“I really think it worked out a lot better that way,” said John Halley, president of Paramount Advertising. “We’re having much more detailed and productive conversations and people feel like they can really get involved instead of rushing from event to event.”

Marshall acknowledged that NBCU’s longstanding Radio City location could well be a picket target, but said advertisers didn’t appear to be deterred. “We didn’t get many questions, except how [the strike] will impact programming or schedule,” he said. “We have an iconic venue. People will be there to see the new shows. We will still have a lot of talent there.”

Disruption from the strike aside, the continued weakness of the overall ad market is a reality that all sellers are facing. “We see the overall stress in the market,” Fox’s Marianne Gambelli said. Rather than add streaming subsidiary Tubi to the NewFronts, Fox wanted to make her a mainstay of the main front. “Tubi is at the heart of the company,” said Gambelli. “We don’t just throw it in.”

Similarly, other streaming providers like NBCU’s Peacock will take up space in the main section. Steinlauf said Max — as HBO Max will be called starting May 23 — will be the focus of his pitch. “It’s the highest priority” of anything in his portfolio, he said. While HBO Max under previous owners AT&T took a cautious approach to advertising around HBO Originals, the streaming service began selling ads ahead of this season in February. Max will run pre-roll ads ahead of typical Sunday night series like The Idol, an upcoming show from Euphoria creator Sam Levinson. Mercedes is among the advertisers occupying spots in this pre-roll, Steinlauf said.

Ferro also this week echoed Disney CEO Bob Iger’s comments about the company’s plan to focus on ad-supported streaming. Disney, which launched an ad-supported version of Disney+ last December, plans to combine Hulu and Disney+ content into a single app by the end of the year.

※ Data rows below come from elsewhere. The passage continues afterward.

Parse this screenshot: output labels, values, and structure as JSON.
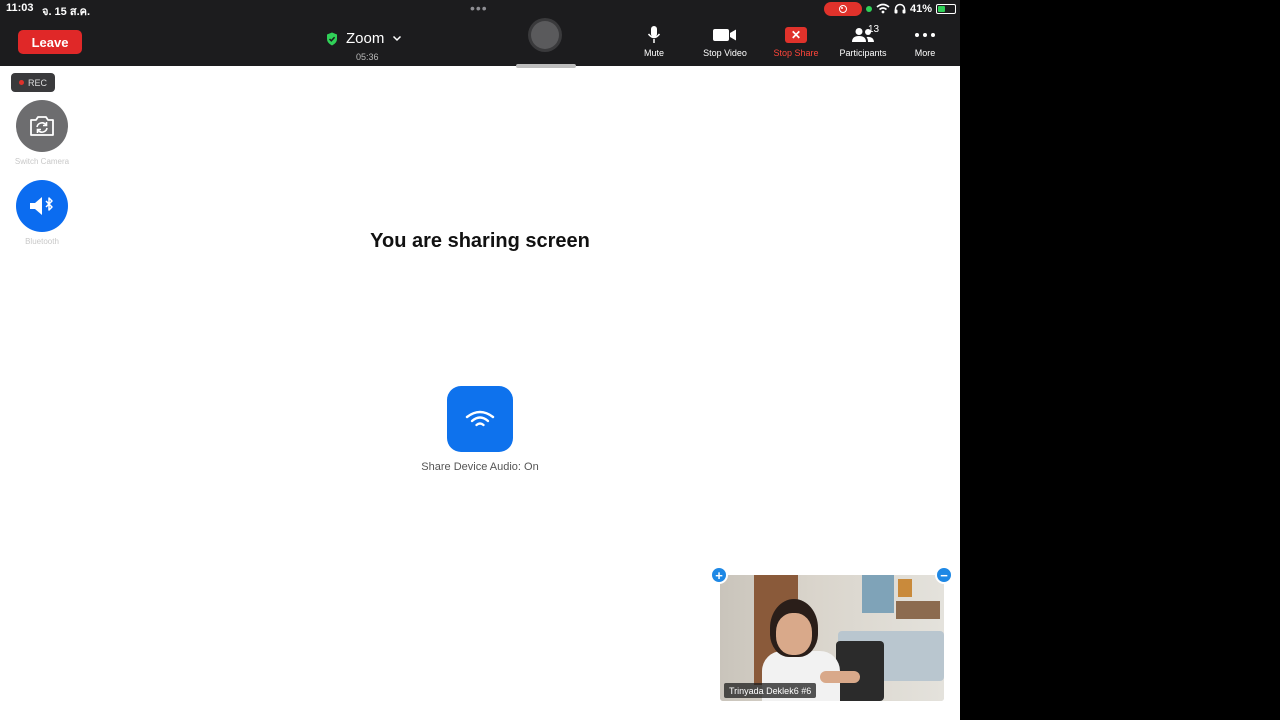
{
  "status_bar": {
    "time": "11:03",
    "date": "จ. 15 ส.ค.",
    "battery": "41%"
  },
  "toolbar": {
    "leave_label": "Leave",
    "meeting_title": "Zoom",
    "timer": "05:36",
    "mute_label": "Mute",
    "stop_video_label": "Stop Video",
    "stop_share_label": "Stop Share",
    "participants_label": "Participants",
    "participants_count": "13",
    "more_label": "More"
  },
  "side_controls": {
    "rec_label": "REC",
    "switch_camera_label": "Switch Camera",
    "bluetooth_label": "Bluetooth"
  },
  "share": {
    "title": "You are sharing screen",
    "audio_label": "Share Device Audio: On"
  },
  "self_view": {
    "name": "Trinyada Deklek6 #6"
  },
  "colors": {
    "leave_red": "#e02828",
    "zoom_blue": "#0e72ed",
    "toolbar_bg": "#1c1c1e"
  }
}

About 40% of the company’s ad inventory is addressable, Ferro said, meaning buyers can achieve much broader targeting than traditional linear ads, adding 1,000 new advertisers last quarter.

One company that is unaffected by the WGA situation due to its unique DNA is TelevisaUnivision. Donna Speciale, Turner’s former longtime advertising sales manager, who held a similar position at Univision before its merger with Televisa in 2022, noted that the company’s production base in Mexico and focus on sports and news programming protect it from picket fears. The company’s presence in Basketball City, the East River location near South Street Seaport where Disney held its 2022 presentation, will underscore the resilience of the Hispanic advertising market. Privately held TelevisaUnivision has reported single-digit increases in ad sales in recent quarters, while many other companies, including Big Tech, have reported declines. “Historically, Hispanic investments were the first to be cut in a volatile market,” she said, “and now the opposite is happening.”